The 2Windows Project

The 2Windows Project

We live in a changing world. Every day new technology and scientific hypotheses are being tested and created. How are we, as a Christian community, called to understand the growing scientific language our culture is engaging with?

Dr. Ron Wright, from the Department of Psychology, heard of grants being awarded by Fuller Seminary through STEAM (Science and Theology for Emerging Adult Ministries). This organization was able to provide funding because of the grant they received from the Templeton Foundation (links to both website can be found below).

Fuller Seminary applied for the grant for the ability to fund up to 40 different projects around North America, focused on “dialogue about science and theology primarily focusing on emerging adults.”

Dr. Wright began to have conversations with the pastors at his church OKC First Church of the Nazarene. Jon Middendorf, Brit and Aaron Bolerjack teamed up with Wright to conclude they would to try to have panels similar to the “With All Due Respect” conversations that OKC First had been able to precipitate.

Awarded the grant from Fuller Seminary, Wright says this funding is allowing OKC First to, “expand what we were doing and to provide us with some funding to bring in speakers.
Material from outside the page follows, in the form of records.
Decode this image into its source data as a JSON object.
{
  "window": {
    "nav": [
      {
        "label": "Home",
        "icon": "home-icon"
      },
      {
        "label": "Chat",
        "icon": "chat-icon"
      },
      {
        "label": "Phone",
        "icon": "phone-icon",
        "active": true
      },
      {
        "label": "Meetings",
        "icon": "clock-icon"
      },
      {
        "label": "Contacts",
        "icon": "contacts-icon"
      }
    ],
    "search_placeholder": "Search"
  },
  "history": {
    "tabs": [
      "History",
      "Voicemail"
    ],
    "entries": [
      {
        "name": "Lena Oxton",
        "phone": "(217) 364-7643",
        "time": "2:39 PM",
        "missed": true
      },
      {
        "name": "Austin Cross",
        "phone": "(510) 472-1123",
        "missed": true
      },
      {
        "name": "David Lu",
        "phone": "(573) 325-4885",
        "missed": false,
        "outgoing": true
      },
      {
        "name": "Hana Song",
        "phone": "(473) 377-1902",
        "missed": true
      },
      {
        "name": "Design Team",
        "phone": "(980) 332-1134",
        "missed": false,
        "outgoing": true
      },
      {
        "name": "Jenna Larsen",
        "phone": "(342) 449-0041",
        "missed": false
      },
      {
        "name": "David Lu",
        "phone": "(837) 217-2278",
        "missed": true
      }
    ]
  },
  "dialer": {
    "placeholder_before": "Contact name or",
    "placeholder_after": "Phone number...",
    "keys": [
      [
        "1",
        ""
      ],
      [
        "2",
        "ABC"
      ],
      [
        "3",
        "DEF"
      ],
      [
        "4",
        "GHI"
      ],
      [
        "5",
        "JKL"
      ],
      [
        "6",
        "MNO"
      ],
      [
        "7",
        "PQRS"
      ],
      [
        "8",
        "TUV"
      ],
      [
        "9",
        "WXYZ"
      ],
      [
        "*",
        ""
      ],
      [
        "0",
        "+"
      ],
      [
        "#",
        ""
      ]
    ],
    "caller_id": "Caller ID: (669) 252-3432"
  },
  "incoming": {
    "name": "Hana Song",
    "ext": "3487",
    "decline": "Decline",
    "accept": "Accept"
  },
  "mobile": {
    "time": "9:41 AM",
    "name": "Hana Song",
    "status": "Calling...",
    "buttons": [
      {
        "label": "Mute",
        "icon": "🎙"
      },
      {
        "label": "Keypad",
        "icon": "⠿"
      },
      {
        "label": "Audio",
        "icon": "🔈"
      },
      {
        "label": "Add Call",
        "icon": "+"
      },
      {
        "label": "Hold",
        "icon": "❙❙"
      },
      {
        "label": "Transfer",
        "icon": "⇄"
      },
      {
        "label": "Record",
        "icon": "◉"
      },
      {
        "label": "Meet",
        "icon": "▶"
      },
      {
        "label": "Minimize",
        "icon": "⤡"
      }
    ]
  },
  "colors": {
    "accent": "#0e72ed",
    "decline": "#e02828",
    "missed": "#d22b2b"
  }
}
We’re bringing in folks we wouldn’t be able to bring in as a church,” thus 2Windows was born.

The 2Windows project stemmed from these two concepts: science and religion.  Freeman Dyson’s quote, which is the inspiration behind the project name, best sums up the conflict between these two concepts:

“Science and religion are two windows that people look through, trying to understand the big universe outside, trying to understand why we are here. The two windows give different views, but both look out at the same universe. Both views are one-sided, neither is complete. Both leave out essential features of the real world. And both are worthy of respect.”

The hope of the project is to intertwine science and theology conversations to provide a place for science-minded people to, “not have to check their brain at the door,” says Dr. Wright.

The primary audience is what STEAM describes as “emerging adults,” which happen to be the age most students are on a college campus. Because of this, Wright started to involve Mark Winslow and Scott Drabenstot as idea formulators for the topics of the panels. Both are also professors at SNU and are involved in the lives of students wrestling with both science and theology.

The demographic of the panelists are one theologian, scientist and a pastor per each event. The topics for four panels were chosen. The first panel occurred on Sunday, November 6, at the Midtown Church of the Nazarene. The of the event was “In the Beginning: Science + Theology in Conversation.”

Wright says that often people have the idea that, “I have to either believe in evolution or I have to believe in a literal six day creation. We want to be a place where maybe those aren’t our only options, maybe there are faithful ways that we can understand the best of what science has to offer and what our faith has to offer; they don’t have to be antagonistic. Maybe they can be brought together so that they can enrich our sense of the universe.”

The next panel will be on creation care, environmental stewardship, and the theology of participating.

“We don’t just want to say ‘Well global warming is a myth’ or ‘who cares about the earth, I’m just trying to get to heaven so it doesn’t really matter.’ How do we have this kind of conversation where we can take the best of what science is telling us about the created order and about any potential damage to the created order, [and] maybe our theological frameworks for understanding what it means for us to be good stewards of the earth and to bring these together in conversation, hopefully in an enriching kind of way.”

This event will be occurring next semester.

Preceding the creation care event, the topic for the fall semester of 2017 will be “Fear and Loathing: Science, Psychology and Theology in Conversation.” Richard Beck will be a featured panelist.

One the questions for this panel is what does “demonizing the Other mean for our theological understanding of hospitality.” The last panel will be in the spring of 2018 with the topic of human sexuality.

Wright hopes to ”reach way beyond SNU. Our primary audiences are the folks that are out there that have walked away from religion, because they think they have to choose science, and they don’t think there’s a place in the church for being intelligent or being scientific.” Wright continues by hoping that “people can begin to see that.”

About The Author

Brianna Yates, Staff Writer
Brianna Yates is a sophomore Mass Communications major who is obsessed with dogs, hexagons, lavender and the color mustard yellow. She also enjoys reading other people’s bios.
Photo by Savanna Spear

What do you think?